Granite countertops can last a lifetime with proper care. Taking care of granite may sound intimidating, but it's actually a relatively low-maintenance countertop option. While not infallible, granite is tough, resilient and almost stain resistant.
But your beautiful new countertop can chip, stain or lose its shine if you don't take care of it. Learn simple preventative steps and what to do if you have issues, so you can always keep your granite countertops as beautiful as the day they're installed.
Sealing Granite Countertops
Granite sealant acts like an invisible shield for your countertops. Ask your countertop installers if they will seal the granite after installation. If not, you can handle the sealing process yourself.
For DIY sealing, take a soft cloth and wipe a coat of the sealant across the surface of your countertop after cleaning and drying it thoroughly. Let the sealant dry overnight. Repeat the process the following day.
Resealing Granite Countertops
Sealing granite isn't a one-time thing. Arch City Granite & Marble notes that the rule of thumb is to reseal granite once a year. But how often it needs to be done depends more on the quality of the sealant and how much use your kitchen countertops get. You can test your sealant to see if it really needs it.
Put a few drops of water on the countertop. If you see water droplets on top of the granite after five minutes, your sealant is still good. If they disappear, it's time to reseal. If you don't feel comfortable handling the sealing job yourself, hire a professional to handle the work.
Providing Daily Care for Granite
Granite may seem like a solid surface, but it's actually a porous material. Because of that trait, liquids and spills can soak into the granite and leave marks. Granite is vulnerable to acid and acid-based solutions, and etching can appear if stains are left to settle.
As you work on your granite countertop, keep a kitchen cloth handy to wipe away any liquid that pools. Wine, citrus fruits, tomatoes and other acid-rich foods present the biggest risk to your granite countertops. Get them before they get to your granite. Always wipe the countertop after cleansing to eliminate streaks.
Removing Stains From Granite
If you wipe up spills right away, you shouldn't have to worry about staining, especially if you seal your granite regularly. But sometimes you might not notice a spill right away, which can result in a stain if you have unsealed granite countertops. If you notice a stain, you can easily remove it with ingredients you have at home.
A mix of baking soda and water gently removes the stain without damaging the granite. Combine the ingredients to make a paste. Rub the paste into the spot with a soft cloth, and thoroughly rinse the spot.
You may need to repeat the process if the stain doesn't come off the first time. You can also cover the stain with the paste and put plastic wrap over the spot. Let the paste sit overnight. Wipe away the dried paste, and rinse the countertop.
Avoiding Acids and Abrasive Cleaners
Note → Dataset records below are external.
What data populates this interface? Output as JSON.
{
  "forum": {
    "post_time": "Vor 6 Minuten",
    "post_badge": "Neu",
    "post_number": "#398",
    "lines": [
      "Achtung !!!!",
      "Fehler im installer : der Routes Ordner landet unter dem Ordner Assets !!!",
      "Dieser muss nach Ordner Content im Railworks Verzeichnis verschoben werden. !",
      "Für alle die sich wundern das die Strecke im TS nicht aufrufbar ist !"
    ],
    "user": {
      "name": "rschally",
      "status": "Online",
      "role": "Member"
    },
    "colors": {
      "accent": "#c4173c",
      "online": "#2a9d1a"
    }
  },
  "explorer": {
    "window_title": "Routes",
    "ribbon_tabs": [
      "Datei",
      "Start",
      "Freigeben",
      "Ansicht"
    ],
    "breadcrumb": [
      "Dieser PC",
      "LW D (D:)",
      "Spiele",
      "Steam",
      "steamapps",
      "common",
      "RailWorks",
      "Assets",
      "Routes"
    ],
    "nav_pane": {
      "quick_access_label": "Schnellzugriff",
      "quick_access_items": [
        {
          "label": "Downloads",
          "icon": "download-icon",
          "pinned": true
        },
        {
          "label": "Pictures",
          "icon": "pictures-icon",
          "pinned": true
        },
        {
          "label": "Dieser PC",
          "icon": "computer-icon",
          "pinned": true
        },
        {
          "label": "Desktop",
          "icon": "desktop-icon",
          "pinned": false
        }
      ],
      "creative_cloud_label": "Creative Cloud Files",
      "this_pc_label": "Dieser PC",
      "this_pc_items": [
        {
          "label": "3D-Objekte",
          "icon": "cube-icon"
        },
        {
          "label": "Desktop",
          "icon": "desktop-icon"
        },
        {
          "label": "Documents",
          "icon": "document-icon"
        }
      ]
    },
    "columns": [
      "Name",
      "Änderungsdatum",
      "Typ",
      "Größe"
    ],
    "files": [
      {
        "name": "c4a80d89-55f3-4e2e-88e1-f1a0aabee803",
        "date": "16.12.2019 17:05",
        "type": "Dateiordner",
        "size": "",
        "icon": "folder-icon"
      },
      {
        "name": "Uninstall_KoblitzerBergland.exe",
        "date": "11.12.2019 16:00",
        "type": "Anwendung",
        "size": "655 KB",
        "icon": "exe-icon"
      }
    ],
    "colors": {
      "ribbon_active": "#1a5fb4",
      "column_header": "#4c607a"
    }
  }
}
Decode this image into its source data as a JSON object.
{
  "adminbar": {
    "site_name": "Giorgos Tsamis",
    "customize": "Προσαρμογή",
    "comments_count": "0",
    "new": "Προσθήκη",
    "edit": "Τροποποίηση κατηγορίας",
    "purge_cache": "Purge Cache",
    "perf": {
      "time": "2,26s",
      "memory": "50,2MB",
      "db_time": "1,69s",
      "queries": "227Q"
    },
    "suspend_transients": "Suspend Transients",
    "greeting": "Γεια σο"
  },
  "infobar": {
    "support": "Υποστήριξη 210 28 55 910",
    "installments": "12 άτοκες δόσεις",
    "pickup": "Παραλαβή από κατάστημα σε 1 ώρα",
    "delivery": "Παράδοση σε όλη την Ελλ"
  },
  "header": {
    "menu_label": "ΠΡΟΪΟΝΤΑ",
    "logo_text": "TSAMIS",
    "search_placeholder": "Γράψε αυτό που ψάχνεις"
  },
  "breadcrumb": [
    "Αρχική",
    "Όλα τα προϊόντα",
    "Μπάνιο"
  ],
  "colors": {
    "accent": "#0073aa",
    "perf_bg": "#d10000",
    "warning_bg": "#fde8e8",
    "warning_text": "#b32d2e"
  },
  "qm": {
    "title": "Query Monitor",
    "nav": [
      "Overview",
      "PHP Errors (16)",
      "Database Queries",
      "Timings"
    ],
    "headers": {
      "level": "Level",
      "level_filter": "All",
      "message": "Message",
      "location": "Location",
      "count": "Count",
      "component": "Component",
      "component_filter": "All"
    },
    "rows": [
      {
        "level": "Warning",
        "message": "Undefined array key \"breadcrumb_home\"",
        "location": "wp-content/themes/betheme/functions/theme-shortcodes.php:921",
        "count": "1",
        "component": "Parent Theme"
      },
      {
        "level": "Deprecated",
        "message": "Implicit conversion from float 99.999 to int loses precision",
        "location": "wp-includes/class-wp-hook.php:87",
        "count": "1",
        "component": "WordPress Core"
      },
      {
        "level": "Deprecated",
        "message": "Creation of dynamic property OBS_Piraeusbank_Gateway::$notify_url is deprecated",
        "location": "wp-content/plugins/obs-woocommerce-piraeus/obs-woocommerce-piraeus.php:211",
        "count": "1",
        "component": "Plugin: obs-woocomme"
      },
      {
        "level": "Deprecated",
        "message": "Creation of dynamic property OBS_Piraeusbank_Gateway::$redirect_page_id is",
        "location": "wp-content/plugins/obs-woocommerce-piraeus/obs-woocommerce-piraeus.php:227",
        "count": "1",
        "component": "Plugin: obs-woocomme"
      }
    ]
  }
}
Vinegar and lemon-based cleansers contain high levels of acid and should be avoided on granite countertops. Abrasives, including mild paste-like cleansers, can damage the sealant. Glass cleaners and bleach are not recommended for granite countertops and can take away the shine.
You can get specialty granite cleaner, but all you really need is warm, soapy water to clean the surface. Always rinse the countertops after cleaning them with soapy water to remove the residue. Wipe down the countertops regularly to keep them clean.
Preventing Granite Damage
Simple preventative steps keep your granite looking great. Use coasters under wine glasses and glasses containing acidic juice. While granite is one of the strongest stones used in kitchens and boasts a natural heat resistance, it's best to use a trivet when placing hot pots, pans and baking dishes onto the surface. Placemats with felt linings can prevent scratches if you eat at the countertop.
Jann Seal is published in magazines throughout the country and is noted for her design and decor articles and celebrity *in-home* interviews. An English degree from the University of Maryland and extensive travels and relocations to other countries have added to her decorating insight.